really the most problematic thing about the central dogma is the word dogma, which means something that CANNOT be questioned because it is TRUE, which you will recognize as inherently unscientific, but like, whatevs no one actually thinks that anymore
even Big Pharma isn’t that powerful like
I’m not gonna sit here and defend Big Pharma or anything but wow if they were faking all of modern biology I would be so impressed because like, i literally wouldn’t have a job?
Oh My God maybe i’m really a Big Pharma shill?!?!?!? (*psst Big Pharma* who do I need to talk to to get a raise around here?)
I’m so confused by what the best amino acids are? Like, I’m partial to ILV and like alanine because they don’t scramble but I realize that’s a very inside baseball answer
I mean not all amino acids are created equal but like, it’s like picking my favorite child, yaknow? (don’t tell the others but it’s totally phenylalanine)
Maybe that’s you’re point but why would Big Pharma profit from selling you amino acids? pretty much only weight lifters consume large amounts of them and like, they’re dirt cheap
Serious amino acids are so cheap, just so so cheap
I’m more confused now than I was before?
In conclusion, proteins are great and you are wrong
All right people, LISTEN UP! It’s Black Friday. So, while some people are off trampling their way through the big-box stores to get presents for a lot of people, those of us who work as online artists and artisans often go with empty inboxes. In an effort to help fix that, and also to spread the word around about all our shops in time for Cyber Monday or tomorrow’s Small Business Saturday, I’ve created this post.
Here’s what to do:

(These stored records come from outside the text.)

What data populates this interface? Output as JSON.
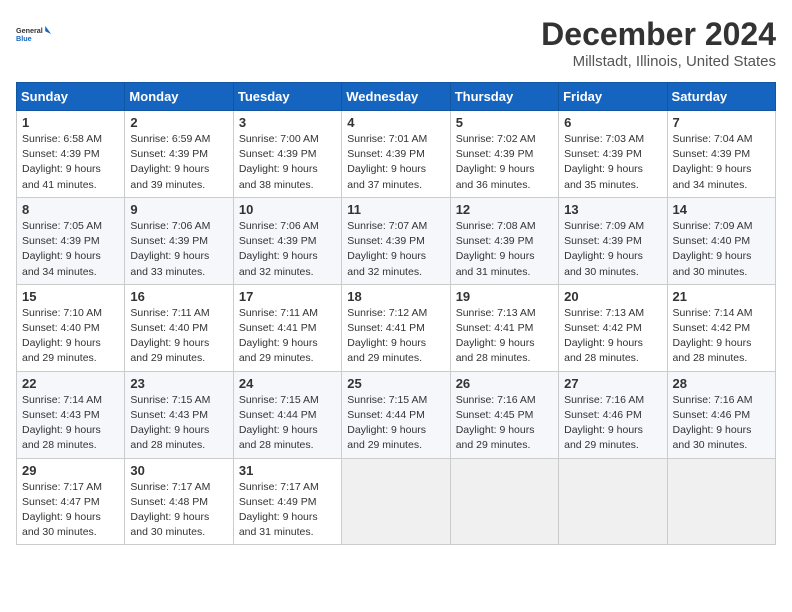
{
  "logo": {
    "line1": "General",
    "line2": "Blue"
  },
  "title": "December 2024",
  "subtitle": "Millstadt, Illinois, United States",
  "days_of_week": [
    "Sunday",
    "Monday",
    "Tuesday",
    "Wednesday",
    "Thursday",
    "Friday",
    "Saturday"
  ],
  "weeks": [
    [
      {
        "day": "1",
        "sunrise": "6:58 AM",
        "sunset": "4:39 PM",
        "daylight": "9 hours and 41 minutes."
      },
      {
        "day": "2",
        "sunrise": "6:59 AM",
        "sunset": "4:39 PM",
        "daylight": "9 hours and 39 minutes."
      },
      {
        "day": "3",
        "sunrise": "7:00 AM",
        "sunset": "4:39 PM",
        "daylight": "9 hours and 38 minutes."
      },
      {
        "day": "4",
        "sunrise": "7:01 AM",
        "sunset": "4:39 PM",
        "daylight": "9 hours and 37 minutes."
      },
      {
        "day": "5",
        "sunrise": "7:02 AM",
        "sunset": "4:39 PM",
        "daylight": "9 hours and 36 minutes."
      },
      {
        "day": "6",
        "sunrise": "7:03 AM",
        "sunset": "4:39 PM",
        "daylight": "9 hours and 35 minutes."
      },
      {
        "day": "7",
        "sunrise": "7:04 AM",
        "sunset": "4:39 PM",
        "daylight": "9 hours and 34 minutes."
      }
    ],
    [
      {
        "day": "8",
        "sunrise": "7:05 AM",
        "sunset": "4:39 PM",
        "daylight": "9 hours and 34 minutes."
      },
      {
        "day": "9",
        "sunrise": "7:06 AM",
        "sunset": "4:39 PM",
        "daylight": "9 hours and 33 minutes."
      },
      {
        "day": "10",
        "sunrise": "7:06 AM",
        "sunset": "4:39 PM",
        "daylight": "9 hours and 32 minutes."
      },
      {
        "day": "11",
        "sunrise": "7:07 AM",
        "sunset": "4:39 PM",
        "daylight": "9 hours and 32 minutes."
      },
      {
        "day": "12",
        "sunrise": "7:08 AM",
        "sunset": "4:39 PM",
        "daylight": "9 hours and 31 minutes."
      },
      {
        "day": "13",
        "sunrise": "7:09 AM",
        "sunset": "4:39 PM",
        "daylight": "9 hours and 30 minutes."
      },
      {
        "day": "14",
        "sunrise": "7:09 AM",
        "sunset": "4:40 PM",
        "daylight": "9 hours and 30 minutes."
      }
    ],
    [
      {
        "day": "15",
        "sunrise": "7:10 AM",
        "sunset": "4:40 PM",
        "daylight": "9 hours and 29 minutes."
      },
      {
        "day": "16",
        "sunrise": "7:11 AM",
        "sunset": "4:40 PM",
        "daylight": "9 hours and 29 minutes."
      },
      {
        "day": "17",
        "sunrise": "7:11 AM",
        "sunset": "4:41 PM",
        "daylight": "9 hours and 29 minutes."
      },
      {
        "day": "18",
        "sunrise": "7:12 AM",
        "sunset": "4:41 PM",
        "daylight": "9 hours and 29 minutes."
      },
      {
        "day": "19",
        "sunrise": "7:13 AM",
        "sunset": "4:41 PM",
        "daylight": "9 hours and 28 minutes."
      },
      {
        "day": "20",
        "sunrise": "7:13 AM",
        "sunset": "4:42 PM",
        "daylight": "9 hours and 28 minutes."
      },
      {
        "day": "21",
        "sunrise": "7:14 AM",
        "sunset": "4:42 PM",
        "daylight": "9 hours and 28 minutes."
      }
    ],
    [
      {
        "day": "22",
        "sunrise": "7:14 AM",
        "sunset": "4:43 PM",
        "daylight": "9 hours and 28 minutes."
      },
      {
        "day": "23",
        "sunrise": "7:15 AM",
        "sunset": "4:43 PM",
        "daylight": "9 hours and 28 minutes."
      },
      {
        "day": "24",
        "sunrise": "7:15 AM",
        "sunset": "4:44 PM",
        "daylight": "9 hours and 28 minutes."
      },
      {
        "day": "25",
        "sunrise": "7:15 AM",
        "sunset": "4:44 PM",
        "daylight": "9 hours and 29 minutes."
      },
      {
        "day": "26",
        "sunrise": "7:16 AM",
        "sunset": "4:45 PM",
        "daylight": "9 hours and 29 minutes."
      },
      {
        "day": "27",
        "sunrise": "7:16 AM",
        "sunset": "4:46 PM",
        "daylight": "9 hours and 29 minutes."
      },
      {
        "day": "28",
        "sunrise": "7:16 AM",
        "sunset": "4:46 PM",
        "daylight": "9 hours and 30 minutes."
      }
    ],
    [
      {
        "day": "29",
        "sunrise": "7:17 AM",
        "sunset": "4:47 PM",
        "daylight": "9 hours and 30 minutes."
      },
      {
        "day": "30",
        "sunrise": "7:17 AM",
        "sunset": "4:48 PM",
        "daylight": "9 hours and 30 minutes."
      },
      {
        "day": "31",
        "sunrise": "7:17 AM",
        "sunset": "4:49 PM",
        "daylight": "9 hours and 31 minutes."
      },
      null,
      null,
      null,
      null
    ]
  ]
}
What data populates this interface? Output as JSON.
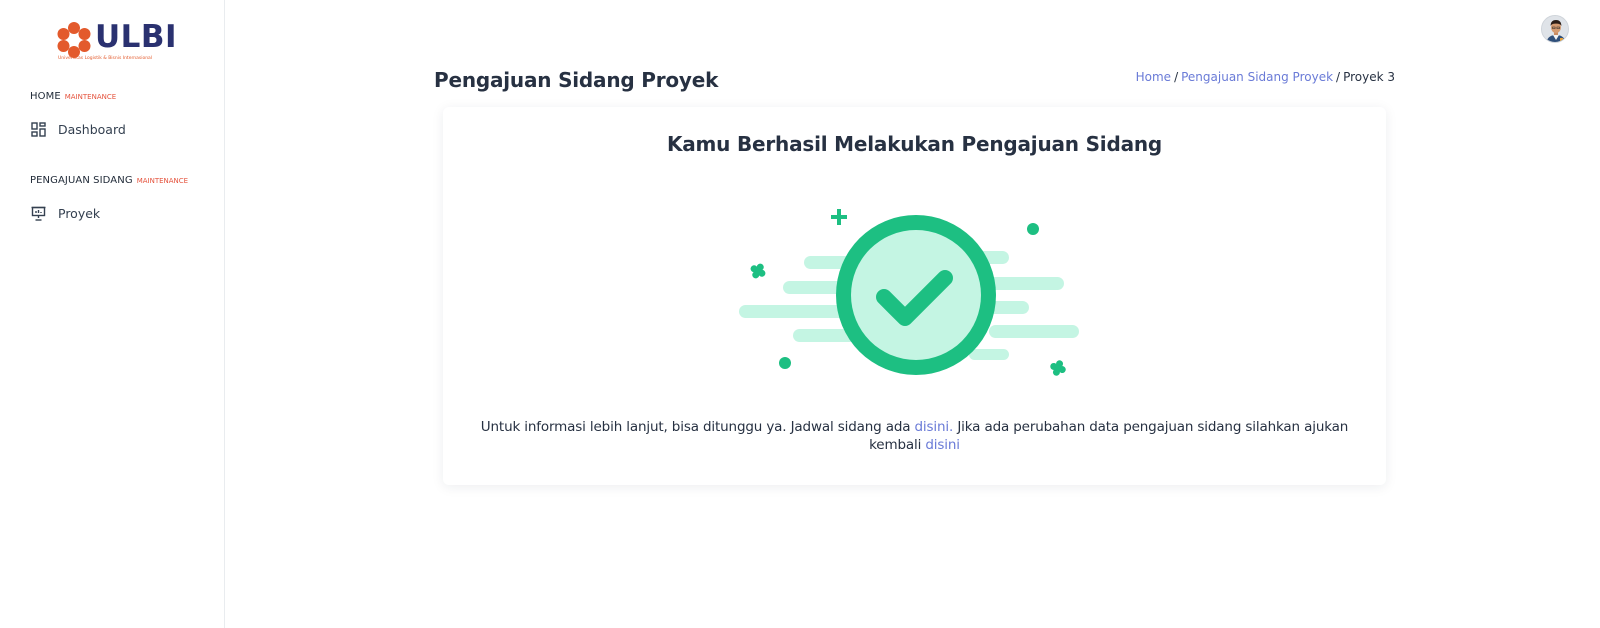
{
  "app": {
    "logo_text": "ULBI",
    "logo_subtitle": "Universitas Logistik & Bisnis Internasional"
  },
  "sidebar": {
    "sections": [
      {
        "title": "HOME",
        "badge": "MAINTENANCE",
        "items": [
          {
            "label": "Dashboard",
            "icon": "dashboard-icon"
          }
        ]
      },
      {
        "title": "PENGAJUAN SIDANG",
        "badge": "MAINTENANCE",
        "items": [
          {
            "label": "Proyek",
            "icon": "presentation-icon"
          }
        ]
      }
    ]
  },
  "header": {
    "avatar": "user-avatar"
  },
  "page": {
    "title": "Pengajuan Sidang Proyek",
    "breadcrumb": [
      {
        "label": "Home",
        "link": true
      },
      {
        "label": "Pengajuan Sidang Proyek",
        "link": true
      },
      {
        "label": "Proyek 3",
        "link": false
      }
    ],
    "separator": "/"
  },
  "card": {
    "title": "Kamu Berhasil Melakukan Pengajuan Sidang",
    "illustration": "success-check-icon",
    "text_part1": "Untuk informasi lebih lanjut, bisa ditunggu ya. Jadwal sidang ada ",
    "link1": "disini.",
    "text_part2": " Jika ada perubahan data pengajuan sidang silahkan ajukan kembali ",
    "link2": "disini"
  },
  "colors": {
    "brand_navy": "#2a3170",
    "brand_orange": "#e35a2c",
    "link": "#6a7bd7",
    "success_green": "#1dbf82",
    "success_light": "#c4f5e3",
    "maintenance_red": "#e5533d"
  }
}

Got a small business, preferably an online one? Grab this post and reblog it. Just add a link to your shop, maybe a description and 2-3 pictures of your work. I’ll be grabbing this post and reblogging it around every so often as well, which means you’re quickly going to get exposure to hundreds, if not thousands of people.
Don’t have a small business or anything like that? REBLOG THE HELL OUT OF THIS POST ANYWAYS- help spread the word and support your artist-y type friends.
That’s it. It’s that simple. I’ll include my own shop as a smple in the first reblog.